blakefraina on LibraryThing More than 1 year ago
I¿ve always loved T.S. Eliots¿s "The Lovesong of J. Alfred Prufrock" for it¿s yearning, rueful melancholy. So the back cover copy of Annemarie Monahan¿s Three had me immediately hooked when its seventeen year old protagonist asks herself, "Do I dare to eat the peach?" Her decision will take her on one of three very different paths. On the right we have the suburban soccer mom Kitty dealing with the deteriorating health of her dictatorial father while at the same time questioning her sexuality after twenty years of marriage. Somewhere in the middle is Katherine, a no-nonsense, unattached holistic doctor taking stock of her past relationships. And, on the far left is Antonia, a radical feminist involved with the charismatic leader of a separatist utopian community of women living on an abandoned oil rig off the coast of Connecticut.There¿s really so much to love here.

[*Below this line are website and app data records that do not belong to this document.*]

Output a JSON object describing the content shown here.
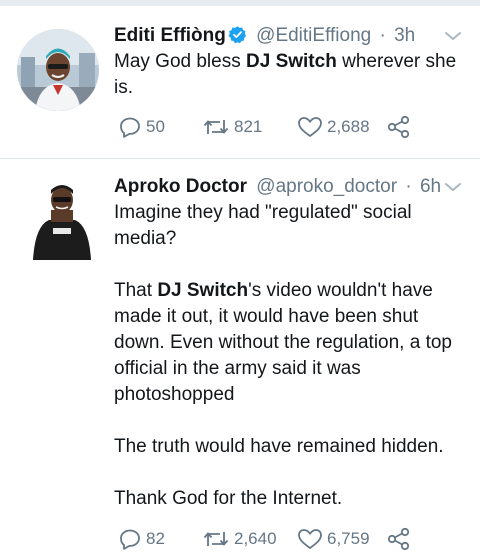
{
  "colors": {
    "text": "#14171a",
    "secondary": "#657786",
    "verified": "#1da1f2",
    "divider": "#e1e8ed"
  },
  "tweets": [
    {
      "name": "Editi Effiòng",
      "verified": true,
      "handle": "@EditiEffiong",
      "separator": "·",
      "time": "3h",
      "text_parts": {
        "a": "May God bless ",
        "b": "DJ Switch",
        "c": " wherever she is."
      },
      "icons": [
        "reply-icon",
        "retweet-icon",
        "like-icon",
        "share-icon"
      ],
      "replies": "50",
      "retweets": "821",
      "likes": "2,688"
    },
    {
      "name": "Aproko Doctor",
      "verified": false,
      "handle": "@aproko_doctor",
      "separator": "·",
      "time": "6h",
      "text_parts": {
        "p1": "Imagine they had \"regulated\" social media?",
        "p2a": "That ",
        "p2b": "DJ Switch",
        "p2c": "'s video wouldn't have made it out, it would have been shut down. Even without the regulation, a top official in the army said it was photoshopped",
        "p3": "The truth would have remained hidden.",
        "p4": "Thank God for the Internet."
      },
      "icons": [
        "reply-icon",
        "retweet-icon",
        "like-icon",
        "share-icon"
      ],
      "replies": "82",
      "retweets": "2,640",
      "likes": "6,759"
    }
  ]
}
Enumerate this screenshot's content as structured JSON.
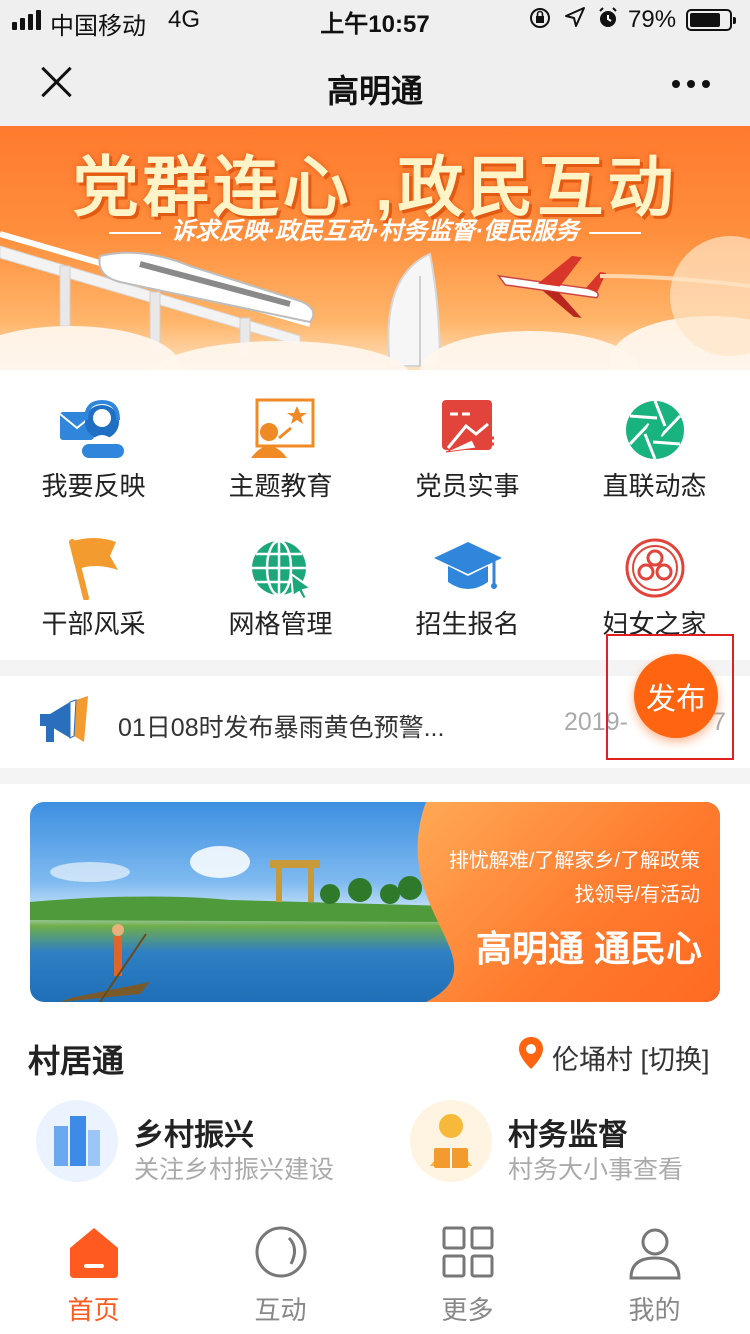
{
  "status_bar": {
    "carrier": "中国移动",
    "network": "4G",
    "time": "上午10:57",
    "battery": "79%",
    "battery_level": 0.79
  },
  "navbar": {
    "title": "高明通",
    "close_icon": "close-icon",
    "more_icon": "more-icon"
  },
  "hero": {
    "headline": "党群连心 ,政民互动",
    "subline": "诉求反映·政民互动·村务监督·便民服务"
  },
  "grid": [
    {
      "label": "我要反映",
      "icon": "feedback-icon"
    },
    {
      "label": "主题教育",
      "icon": "education-icon"
    },
    {
      "label": "党员实事",
      "icon": "party-member-icon"
    },
    {
      "label": "直联动态",
      "icon": "aperture-icon"
    },
    {
      "label": "干部风采",
      "icon": "flag-icon"
    },
    {
      "label": "网格管理",
      "icon": "globe-icon"
    },
    {
      "label": "招生报名",
      "icon": "graduation-cap-icon"
    },
    {
      "label": "妇女之家",
      "icon": "women-emblem-icon"
    }
  ],
  "notice": {
    "text": "01日08时发布暴雨黄色预警...",
    "date": "2019-",
    "date_tail": "7",
    "icon": "megaphone-icon"
  },
  "publish": {
    "label": "发布"
  },
  "promo": {
    "line1": "排忧解难/了解家乡/了解政策",
    "line2": "找领导/有活动",
    "line3": "高明通 通民心"
  },
  "village": {
    "title": "村居通",
    "location": "伦埇村 [切换]",
    "cards": [
      {
        "title": "乡村振兴",
        "subtitle": "关注乡村振兴建设",
        "icon": "buildings-icon"
      },
      {
        "title": "村务监督",
        "subtitle": "村务大小事查看",
        "icon": "reader-icon"
      }
    ]
  },
  "tabbar": [
    {
      "label": "首页",
      "icon": "home-icon",
      "active": true
    },
    {
      "label": "互动",
      "icon": "circle-icon",
      "active": false
    },
    {
      "label": "更多",
      "icon": "grid-icon",
      "active": false
    },
    {
      "label": "我的",
      "icon": "user-icon",
      "active": false
    }
  ],
  "colors": {
    "accent": "#ff5a1f",
    "publish": "#ff6411",
    "highlight_border": "#e02020"
  }
}
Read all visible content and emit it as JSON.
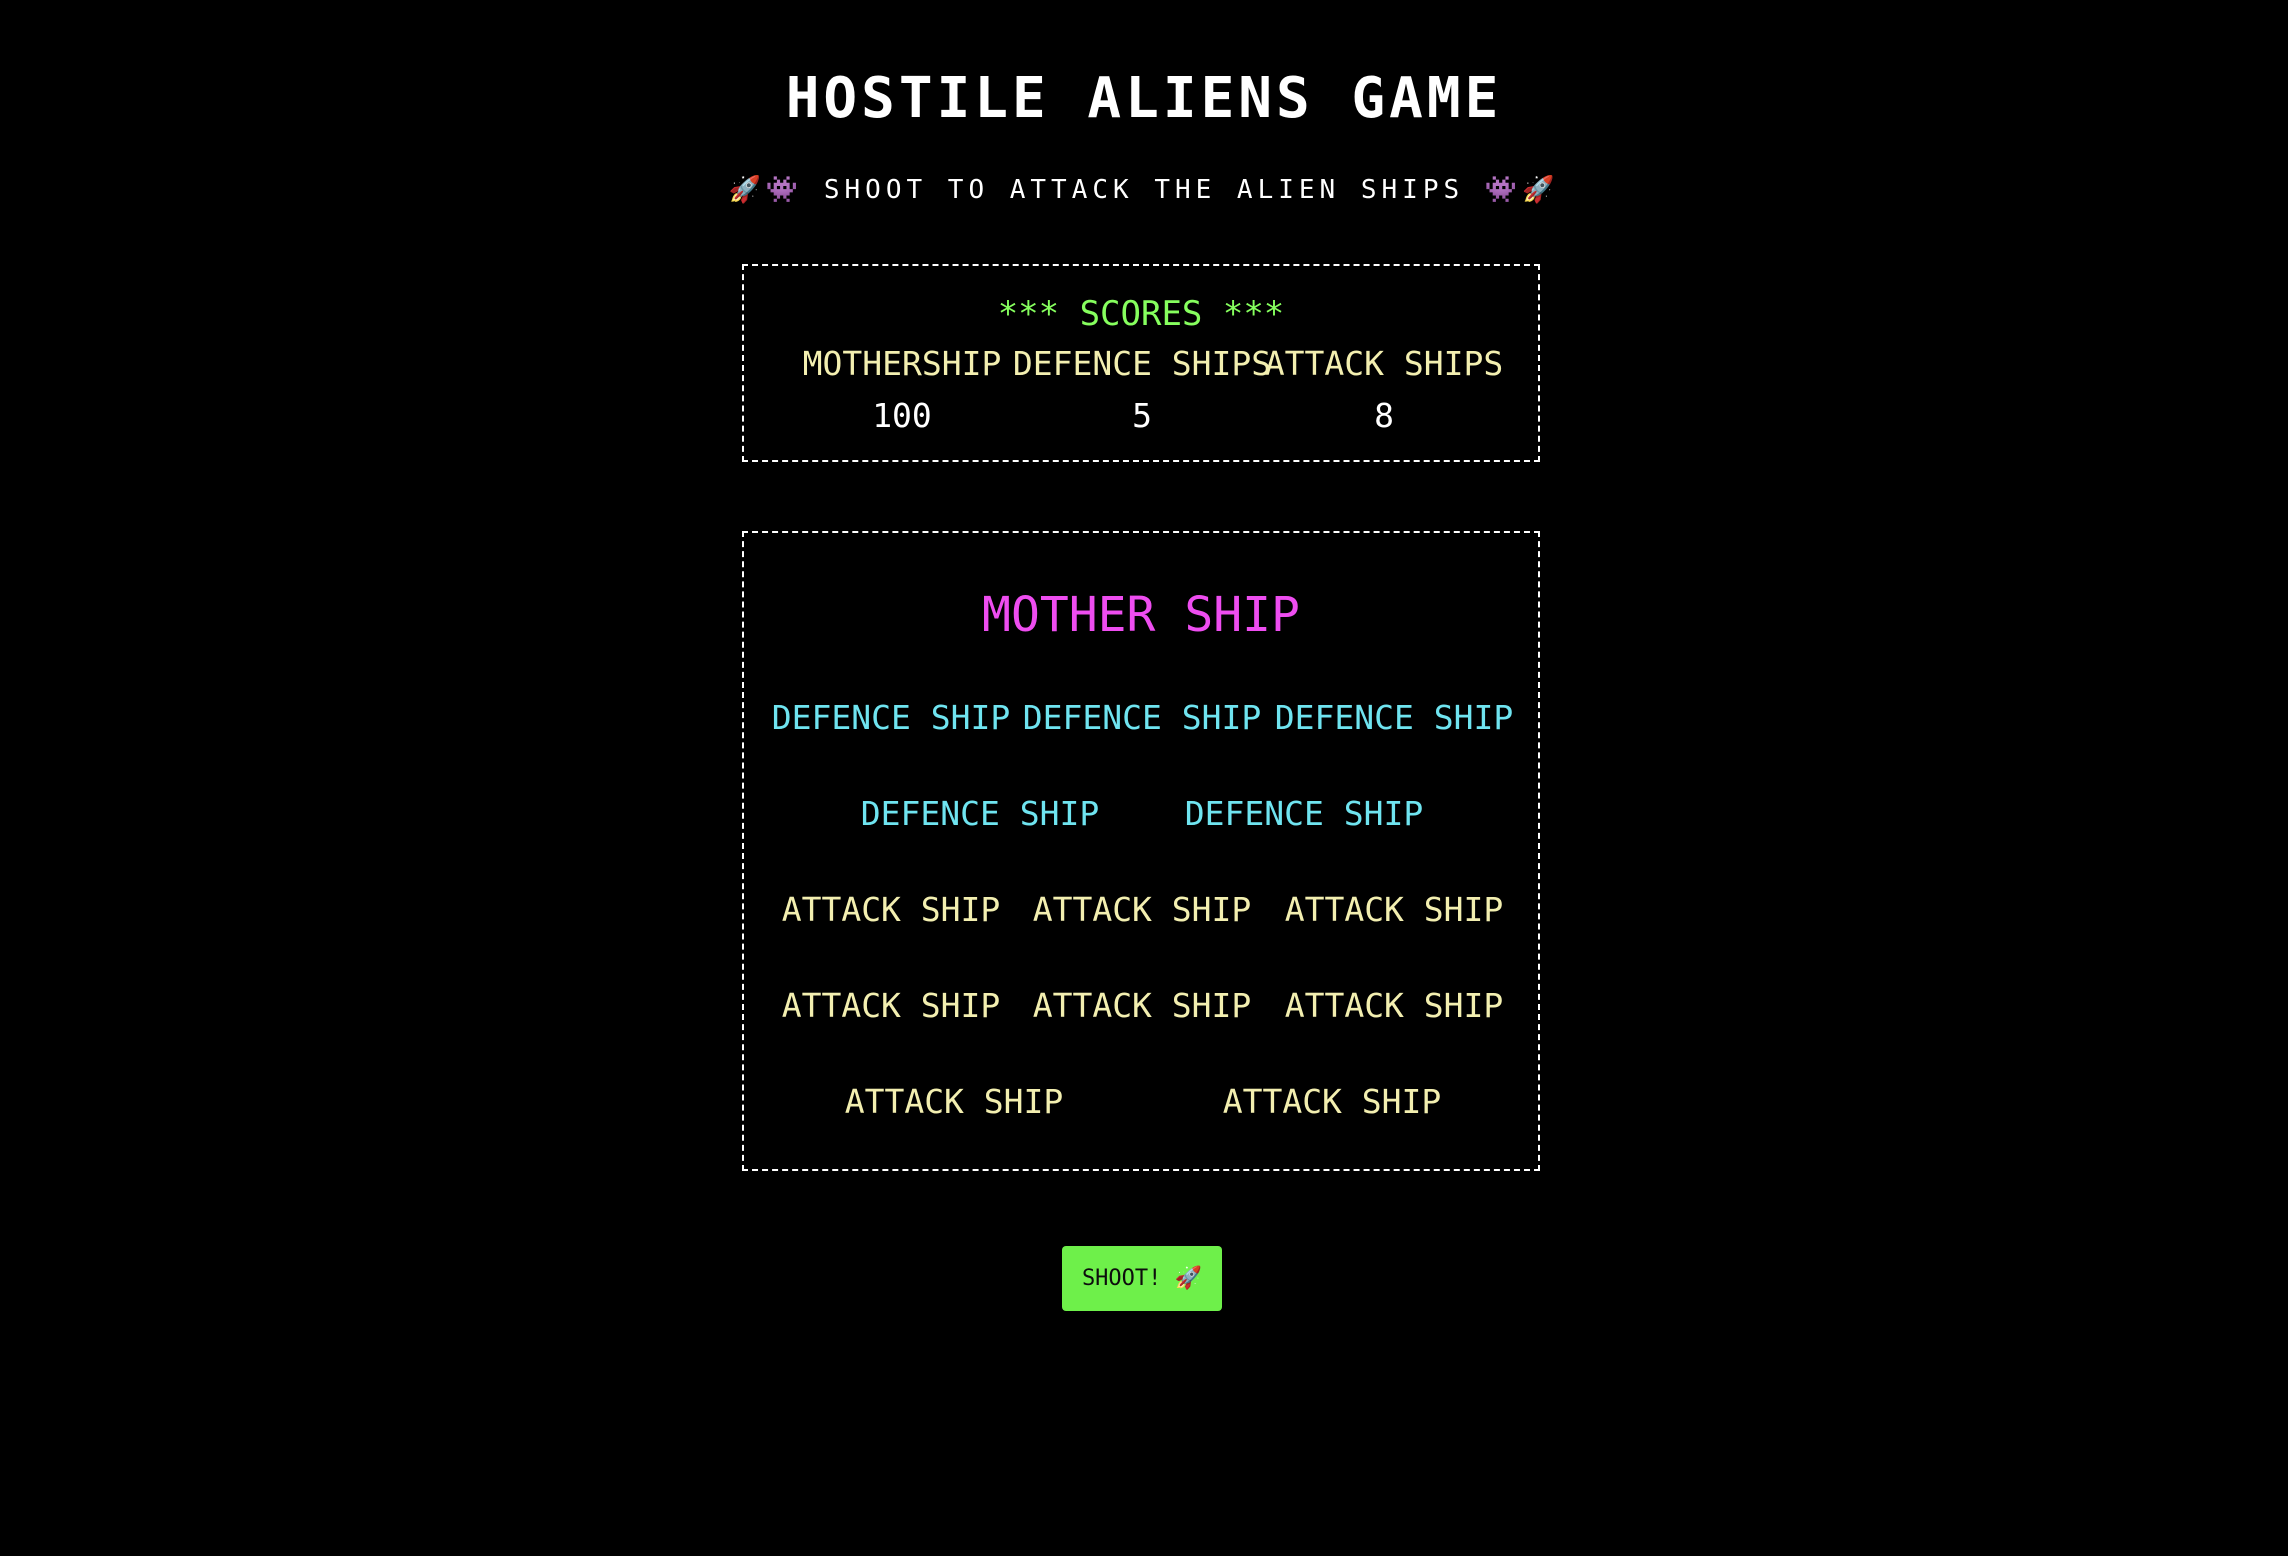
{
  "header": {
    "title": "HOSTILE ALIENS GAME",
    "subtitle": "🚀👾 SHOOT TO ATTACK THE ALIEN SHIPS 👾🚀"
  },
  "scores": {
    "heading": "*** SCORES ***",
    "columns": [
      {
        "label": "MOTHERSHIP",
        "value": "100"
      },
      {
        "label": "DEFENCE SHIPS",
        "value": "5"
      },
      {
        "label": "ATTACK SHIPS",
        "value": "8"
      }
    ]
  },
  "ships": {
    "mother": "MOTHER SHIP",
    "defence_label": "DEFENCE SHIP",
    "attack_label": "ATTACK SHIP"
  },
  "actions": {
    "shoot_label": "SHOOT! 🚀"
  },
  "colors": {
    "background": "#000000",
    "scores_heading": "#86ff5e",
    "mother_ship": "#ee4df0",
    "defence_ship": "#6fe4f0",
    "attack_ship": "#f3efb0",
    "button": "#6ef04a"
  }
}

Monahan¿s writing is smart and insightful. The book¿s unique structure - each version of the main character presented in alternating chapters, creates a nice tension and allows each storyline to slowly reveal itself in relief against the others while illuminating different aspects of them at the same time. The characters are all extremely well rendered, particularly the three incarnations of Katherine/Kitty/Antonia. Despite her living these radically different lives, the reader can always recognize her as the same person underneath it all - wry, clever and introspective. And funny. Did I mention funny?While the high quality of the writing was somewhat unexpected, the real surprise to be found here is the humor. Whether it¿s Kitty¿s swinging professor¿s unforeseen proposition, Katherine¿s dry responses to her thickheaded patients or Antonia versus the horde of breatharians out to sabotage the self-sufficiency of the feminist homeland, Monahan manages to skewer halfwits on both sides of the socio-political spectrum with some truly laugh-out-loud moments. All this while still presenting a work that is rich in real human emotion.Three is that rare find, a work of literature that keeps you on your toes intellectually but also makes feel something. It certainly had me examining my own life. And ultimately what I took away from it is that no matter how one chooses to live one¿s life, everyone has regrets and what ifs. Like that old Buddhist saying goes, "Wherever you go, there you are."